I am trying to learn about color management. It is more difficult to set up than I thought it would be! After a fair amount of reading I understand the theory. What's not clear to me is what settings to make in each tool. I'm still not there.
Here is something I did today which was a learning exercise. You might want to try it. It's a simple test and if the results aren't what you expect (as happened to me), a little unsettling:
1. Save a JPG with sRGB data and with an sRGB profile embedded in it 2. Display this image in all of your favorite tools at the same time (for me that is Capture NX2, Photo Mechanic, Corel Paint Shop Pro X3 Ultimate, Qimage, Firefox, Safari, IrfanView and a few more). 3. Make all of the images full screen and then step through them sequentially. They should all look the same! Do they? For me they all did but only after some color management tweaks in some of my tools. 4. Repeat the above but with an image which contains aRGB data and an embedded aRGB profile. Do they all look the same? For me they all did except for IrfanView. The image in IrfanView looked somewhat desaturated. IrfanView is not a color managed application - I believe that explains that.
Let me know if you try this and what happens.
One of the things that puzzles me is that in Corel PSP and Qimage, the images look correct if in both of those tools I set the tool to not specify or use the profile for my monitor (a 27" Dell U2711). I think the logic here is that Windows 7 is managing the data stream to the monitor and if these tools are asked to do that as well, there's double data conversion going on. This setting may be a hangover from pre-Windows 7 or XP days.
#2. "RE: Color management: something to try" In response to Reply # 0
I've read your post a few times hoping that I could contribute something meaningful, but alas, I've been a little at a loss here.
What you discovered is correct, the unfortunate reality is that many software developers still do not bother to make their applications color management compliant.
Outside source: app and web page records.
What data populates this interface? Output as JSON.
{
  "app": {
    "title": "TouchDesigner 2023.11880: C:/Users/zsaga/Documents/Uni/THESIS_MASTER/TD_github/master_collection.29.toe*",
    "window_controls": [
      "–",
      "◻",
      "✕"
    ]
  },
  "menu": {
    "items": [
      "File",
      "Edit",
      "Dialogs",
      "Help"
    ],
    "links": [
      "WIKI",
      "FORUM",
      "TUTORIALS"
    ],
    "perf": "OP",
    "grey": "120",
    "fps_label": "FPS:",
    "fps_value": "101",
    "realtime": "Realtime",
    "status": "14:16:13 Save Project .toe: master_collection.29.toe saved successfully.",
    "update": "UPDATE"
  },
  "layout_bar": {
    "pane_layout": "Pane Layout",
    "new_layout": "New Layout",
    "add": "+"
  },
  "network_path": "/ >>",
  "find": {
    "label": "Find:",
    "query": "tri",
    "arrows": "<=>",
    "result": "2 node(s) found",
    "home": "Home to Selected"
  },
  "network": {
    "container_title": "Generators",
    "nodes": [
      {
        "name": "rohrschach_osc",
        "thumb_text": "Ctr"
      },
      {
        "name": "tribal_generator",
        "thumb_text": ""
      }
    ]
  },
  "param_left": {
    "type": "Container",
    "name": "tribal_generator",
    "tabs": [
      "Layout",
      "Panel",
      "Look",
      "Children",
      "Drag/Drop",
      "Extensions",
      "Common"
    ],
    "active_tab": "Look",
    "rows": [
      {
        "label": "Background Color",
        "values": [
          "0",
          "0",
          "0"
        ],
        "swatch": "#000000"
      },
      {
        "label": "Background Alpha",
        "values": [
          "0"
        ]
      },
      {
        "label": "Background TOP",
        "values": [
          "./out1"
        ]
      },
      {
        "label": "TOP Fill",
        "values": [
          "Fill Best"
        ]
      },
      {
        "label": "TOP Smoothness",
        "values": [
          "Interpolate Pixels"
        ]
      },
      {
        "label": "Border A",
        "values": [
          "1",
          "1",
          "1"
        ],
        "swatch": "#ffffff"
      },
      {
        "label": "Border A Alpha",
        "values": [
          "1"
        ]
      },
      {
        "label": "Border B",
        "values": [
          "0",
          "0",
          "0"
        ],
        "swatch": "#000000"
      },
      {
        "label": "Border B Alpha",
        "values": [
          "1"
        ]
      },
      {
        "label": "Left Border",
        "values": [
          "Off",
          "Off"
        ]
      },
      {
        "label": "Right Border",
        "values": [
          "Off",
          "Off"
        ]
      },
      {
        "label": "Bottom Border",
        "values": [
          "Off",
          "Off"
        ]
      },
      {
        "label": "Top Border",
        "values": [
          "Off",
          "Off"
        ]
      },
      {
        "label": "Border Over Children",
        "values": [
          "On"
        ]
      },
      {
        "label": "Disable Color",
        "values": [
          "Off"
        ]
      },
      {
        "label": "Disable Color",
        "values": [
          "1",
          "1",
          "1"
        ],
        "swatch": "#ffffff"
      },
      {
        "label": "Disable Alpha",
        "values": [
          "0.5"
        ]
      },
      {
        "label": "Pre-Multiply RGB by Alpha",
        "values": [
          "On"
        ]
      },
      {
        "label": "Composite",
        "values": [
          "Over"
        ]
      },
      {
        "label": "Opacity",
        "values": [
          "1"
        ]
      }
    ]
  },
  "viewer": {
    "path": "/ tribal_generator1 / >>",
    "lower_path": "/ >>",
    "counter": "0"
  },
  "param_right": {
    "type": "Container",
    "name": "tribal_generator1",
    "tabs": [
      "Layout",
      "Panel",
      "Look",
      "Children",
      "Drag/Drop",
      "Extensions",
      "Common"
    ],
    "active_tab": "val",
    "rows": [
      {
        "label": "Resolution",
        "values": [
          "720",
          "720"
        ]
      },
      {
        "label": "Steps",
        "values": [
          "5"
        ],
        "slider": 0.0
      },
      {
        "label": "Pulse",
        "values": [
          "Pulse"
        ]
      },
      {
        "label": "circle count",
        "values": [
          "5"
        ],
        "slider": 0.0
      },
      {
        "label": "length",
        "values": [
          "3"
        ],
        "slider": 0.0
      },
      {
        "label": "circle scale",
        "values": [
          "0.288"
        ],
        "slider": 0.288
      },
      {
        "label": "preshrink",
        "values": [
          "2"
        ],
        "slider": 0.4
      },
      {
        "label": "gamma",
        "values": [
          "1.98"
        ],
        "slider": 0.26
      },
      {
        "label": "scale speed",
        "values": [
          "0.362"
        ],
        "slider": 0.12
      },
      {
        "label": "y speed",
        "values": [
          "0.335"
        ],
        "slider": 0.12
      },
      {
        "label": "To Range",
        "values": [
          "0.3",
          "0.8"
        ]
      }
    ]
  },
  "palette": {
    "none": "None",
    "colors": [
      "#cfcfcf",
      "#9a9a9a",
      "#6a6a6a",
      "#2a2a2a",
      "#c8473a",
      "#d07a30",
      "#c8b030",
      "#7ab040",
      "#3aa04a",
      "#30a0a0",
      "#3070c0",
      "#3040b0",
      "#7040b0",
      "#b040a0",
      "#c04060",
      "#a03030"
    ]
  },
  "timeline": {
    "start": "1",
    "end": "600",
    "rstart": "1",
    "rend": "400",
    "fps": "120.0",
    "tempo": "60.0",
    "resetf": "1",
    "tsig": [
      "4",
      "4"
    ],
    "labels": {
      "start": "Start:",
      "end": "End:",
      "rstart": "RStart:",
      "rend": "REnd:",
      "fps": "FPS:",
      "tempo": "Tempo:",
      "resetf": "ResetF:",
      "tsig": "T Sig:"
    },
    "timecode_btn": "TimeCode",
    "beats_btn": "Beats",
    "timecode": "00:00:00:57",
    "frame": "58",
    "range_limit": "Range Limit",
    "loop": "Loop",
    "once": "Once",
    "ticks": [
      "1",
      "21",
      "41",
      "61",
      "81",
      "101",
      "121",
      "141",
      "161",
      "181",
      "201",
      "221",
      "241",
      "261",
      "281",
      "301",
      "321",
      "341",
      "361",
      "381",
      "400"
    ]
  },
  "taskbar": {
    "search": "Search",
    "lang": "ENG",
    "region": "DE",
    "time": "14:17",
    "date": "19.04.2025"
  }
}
This is particularly frustrating for those of us using wide gamut monitors. Unless the monitor profile is included in the CM chain you will get off colors and varying levels of saturation. Right now I am having a problem with the lowly Windows 7 Photo Viewer which is somehow not showing the image colors correctly (over saturated and dark), and I haven't been able to figure it out. I am talking about images that have been prepared for web display by converting to sRGB and tagging the profile as well. It is a low priority for me so it remains unsolved. Hopefully, someone reading this has the answer.
#3. "RE: Color management: something to try" In response to Reply # 0
I note (actually in your next post) that you have received few responses to your query. Not sure why that is, but I thought I'd just kick in my two cents worth.
I didn't go to the same lengths you did to note the differences displayed by the various programs, but did call up Capture NX2 and Photo Mechanic and saw that the JPEG image presented by Capture NX2 was somewhat brighter. I don't have serious data to back up my conclusions but here they are nonetheless.
The JPEG images are produced by condensing from the original data taken by the camera (probably as 16-bit .NEF files) into 8-bit JPEG files. This conversion entails throwing away large amounts of data while condensing it into an 8-bit format. The conversion is a function of the software performing the action and, as such, might permit different interpretations of the final image. Presumably (as was the case with my simplified testing), we are looking at a pre-defined JPEG image; that is to say that the bits contained in the image are not going to change, but the interpretation of the bits is going to be dependent upon the interpreter utilized by the reading software.
I apologize if I missed the intent of your original commentary. The bottom line for me was that I felt that I always got the best images for printing by working only in ProPhoto RGB; therefor. I rarely ran into the JPEG differences issue and hadn't even noticed it when producing the occasional JPEG for display here or elsewhere on the Net. Of course, even working in ProPhoto, I still ran into differences between images printed from Nikon software products versus products from other manufacturers (Adobe, for instance), but these interpretations were well known and (relatively) easily accommodated.
The bottom line for me has been to work with as few programs as possible (Capture NX2 and Photoshop for me). I will display in others, Photo Mechanic for example, but I don't actually do the work there.
#4. "RE: Color management: something to try" In response to Reply # 3
Thanks Ernesto and Rob for the replies. I see you too are having fun with color management. My guess is that in 10 years it will be better implemented by the operating system people and the application developers. Peter